You are here
Regulators back emissions fix for Volkswagen SUVs in US
[WASHINGTON] Volkswagen AG's proposed fix to emissions systems that had been rigged to pass pollution tests was approved for 38,000 SUVs with diesel V-6 engines, another milestone in the automaker's effort to remedy more than half a million US vehicles that skirted clean-air rules.
Winning approval by US and California regulators for the 3.0-liter modifications allows Volkswagen to avoid offering to buy-back the vehicles from owners and lessees under the terms of a US$1.2 billion court settlement reached in May. Repairs have been approved for the remaining VW and Audi vehicles powered by 2.0-liter engines, totaling about 477,000 vehicles. As part of that deal, the automaker agreed to buy back around 20,000 Touareg and Audi Q7s.
That leaves only about 40,000 vehicles with the automaker's 3.0-liter diesel V-6 engine for which an approved repair has not been received. In September, regulators rejected a fix for 2012-2014 Passat diesels with manual transmissions.
In Monday's announcement, the Environmental Protection Agency and the California Air Resources Board approved VW's plan to remove illegal software in the SUVs, and modify hardware on some vehicles. The 2015 Audi Q7 as well as the 2013-2014 VW Touareg and Porsche Cayenne SUVs will receive a software update only, while Touaregs and Cayennes from model years 2015-2016 will get hardware changes as well.
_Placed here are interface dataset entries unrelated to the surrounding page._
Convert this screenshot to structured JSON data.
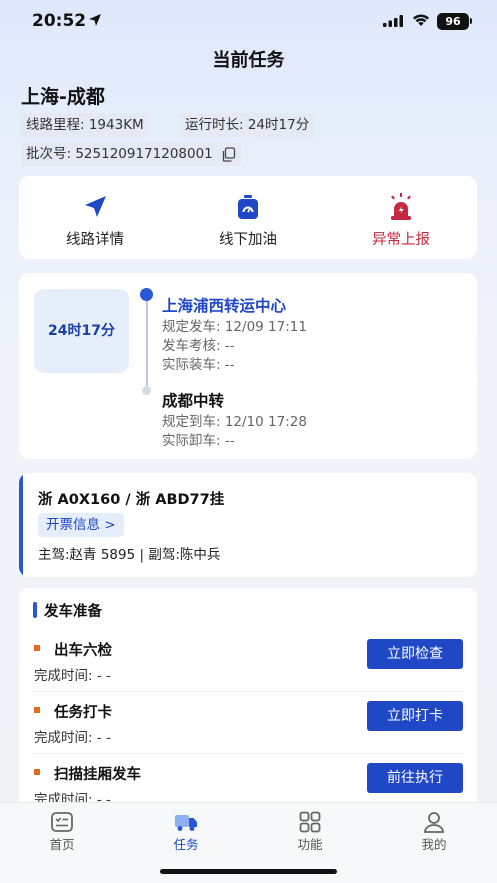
{
  "status_bar": {
    "time": "20:52",
    "battery": "96"
  },
  "header": {
    "title": "当前任务"
  },
  "route": {
    "title": "上海-成都",
    "distance": "线路里程: 1943KM",
    "duration": "运行时长: 24时17分",
    "batch": "批次号: 5251209171208001"
  },
  "actions": [
    {
      "label": "线路详情",
      "icon": "navigation-arrow-icon"
    },
    {
      "label": "线下加油",
      "icon": "fuel-icon"
    },
    {
      "label": "异常上报",
      "icon": "alarm-siren-icon"
    }
  ],
  "timeline": {
    "duration": "24时17分",
    "origin": {
      "name": "上海浦西转运中心",
      "lines": [
        "规定发车: 12/09 17:11",
        "发车考核: --",
        "实际装车: --"
      ]
    },
    "destination": {
      "name": "成都中转",
      "lines": [
        "规定到车: 12/10 17:28",
        "实际卸车: --"
      ]
    }
  },
  "vehicle": {
    "plates": "浙 A0X160 / 浙 ABD77挂",
    "invoice": "开票信息 >",
    "drivers": "主驾:赵青 5895 | 副驾:陈中兵"
  },
  "prep": {
    "title": "发车准备",
    "tasks": [
      {
        "name": "出车六检",
        "time": "完成时间: - -",
        "button": "立即检查"
      },
      {
        "name": "任务打卡",
        "time": "完成时间: - -",
        "button": "立即打卡"
      },
      {
        "name": "扫描挂厢发车",
        "time": "完成时间: - -",
        "button": "前往执行"
      }
    ]
  },
  "tabs": [
    {
      "label": "首页",
      "icon": "home-list-icon",
      "active": false
    },
    {
      "label": "任务",
      "icon": "truck-icon",
      "active": true
    },
    {
      "label": "功能",
      "icon": "grid-icon",
      "active": false
    },
    {
      "label": "我的",
      "icon": "user-icon",
      "active": false
    }
  ],
  "colors": {
    "primary": "#1f47c6",
    "alert": "#c5283f",
    "bullet": "#e26a1f"
  }
}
"To obtain these approvals, the companies submitted test data and technical information to EPA and CARB demonstrating that the fixes bring emissions into compliance with the standards to which the vehicles were originally certified, without negative impacts to vehicle reliability or durability," the EPA said in an email.
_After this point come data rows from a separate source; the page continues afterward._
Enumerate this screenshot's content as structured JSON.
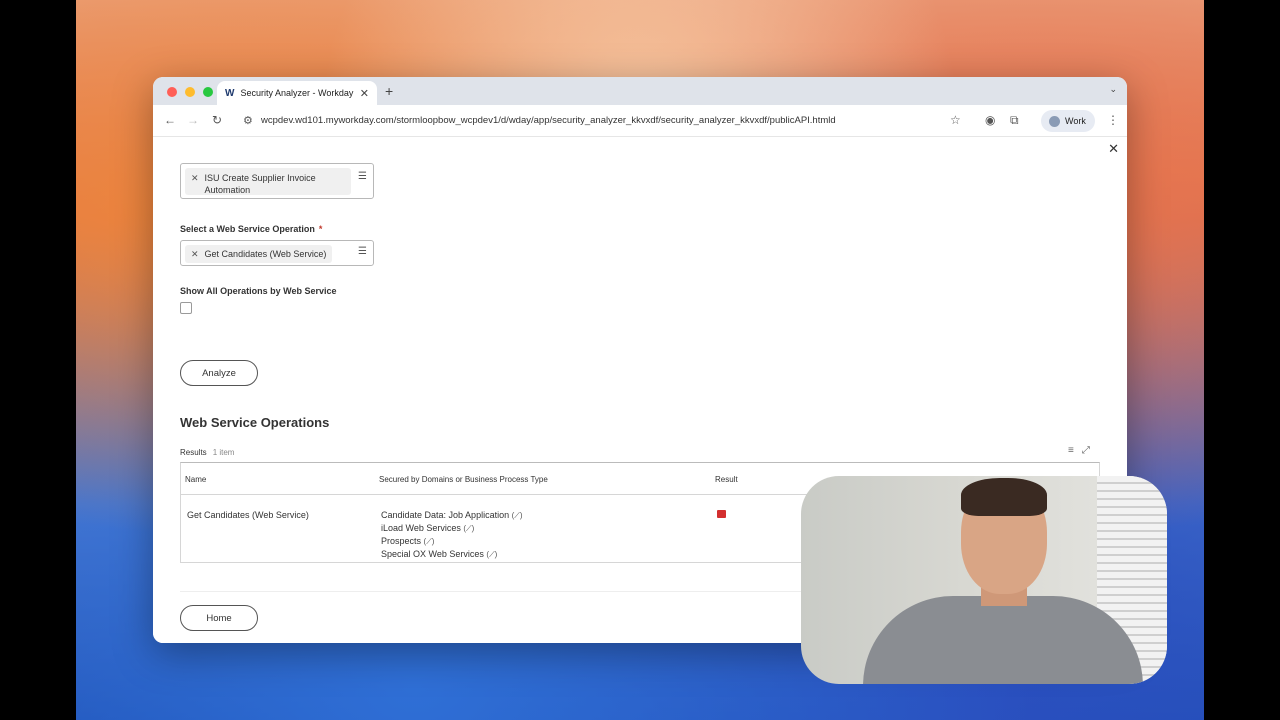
{
  "browser": {
    "tab_title": "Security Analyzer - Workday",
    "tab_favicon": "W",
    "url": "wcpdev.wd101.myworkday.com/stormloopbow_wcpdev1/d/wday/app/security_analyzer_kkvxdf/security_analyzer_kkvxdf/publicAPI.htmld",
    "profile_label": "Work"
  },
  "form": {
    "isu_value": [
      "ISU Create Supplier Invoice",
      "Automation"
    ],
    "web_service_operation_label": "Select a Web Service Operation",
    "required_marker": "*",
    "web_service_operation_value": "Get Candidates (Web Service)",
    "show_all_label": "Show All Operations by Web Service",
    "analyze_button": "Analyze"
  },
  "results_section": {
    "title": "Web Service Operations",
    "results_label": "Results",
    "results_count": "1 item",
    "columns": [
      "Name",
      "Secured by Domains or Business Process Type",
      "Result"
    ],
    "rows": [
      {
        "name": "Get Candidates (Web Service)",
        "domains": [
          "Candidate Data: Job Application",
          "iLoad Web Services",
          "Prospects",
          "Special OX Web Services"
        ],
        "result_color": "#d32f2f"
      }
    ]
  },
  "footer": {
    "home_button": "Home"
  }
}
In a statement, VW spokeswoman Jeannine Ginivan said the company is "working closely with our regulators to develop approved solutions for the remaining 3.0L TDI V6 vehicles as quickly as possible." Volkswagen AG admitted in late 2015 that it rigged about 11 million diesel vehicles worldwide to cheat emissions tests, kicking off one of the largest corporate fraud scandals in the history of the global auto industry. The carmaker has since settled suits with consumers and regulators in the US and has agreed to buy back or fix the vehicles. Eight of its executives have been indicted in the US and two have pleaded guilty to their roles in the scandal.
VW's total costs from settlements, buybacks and other steps to remedy the scandal have reached some US$30 billion. Volkswagen took a surprise charge of US$3 billion in the third quarter after the buyback and repair efforts proved more complex than expected.
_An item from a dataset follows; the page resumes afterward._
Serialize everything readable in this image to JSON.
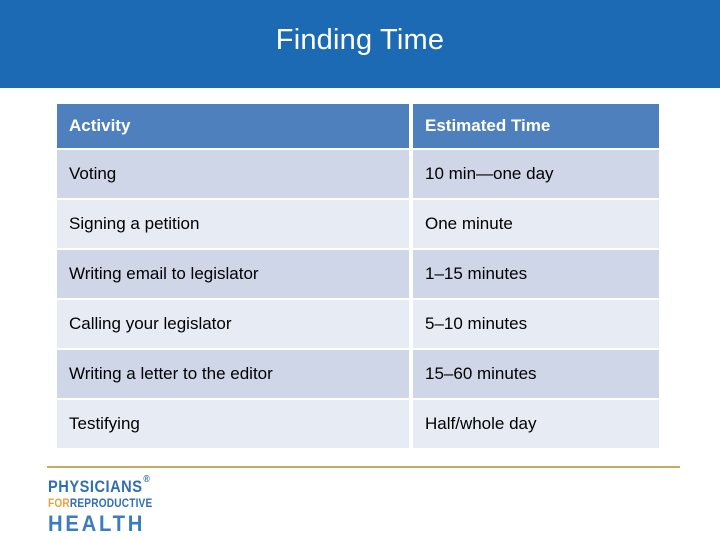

"The automakers will contact vehicle owners to offer them the modifications and an extended warranty free of charge," according to a statement from CARB.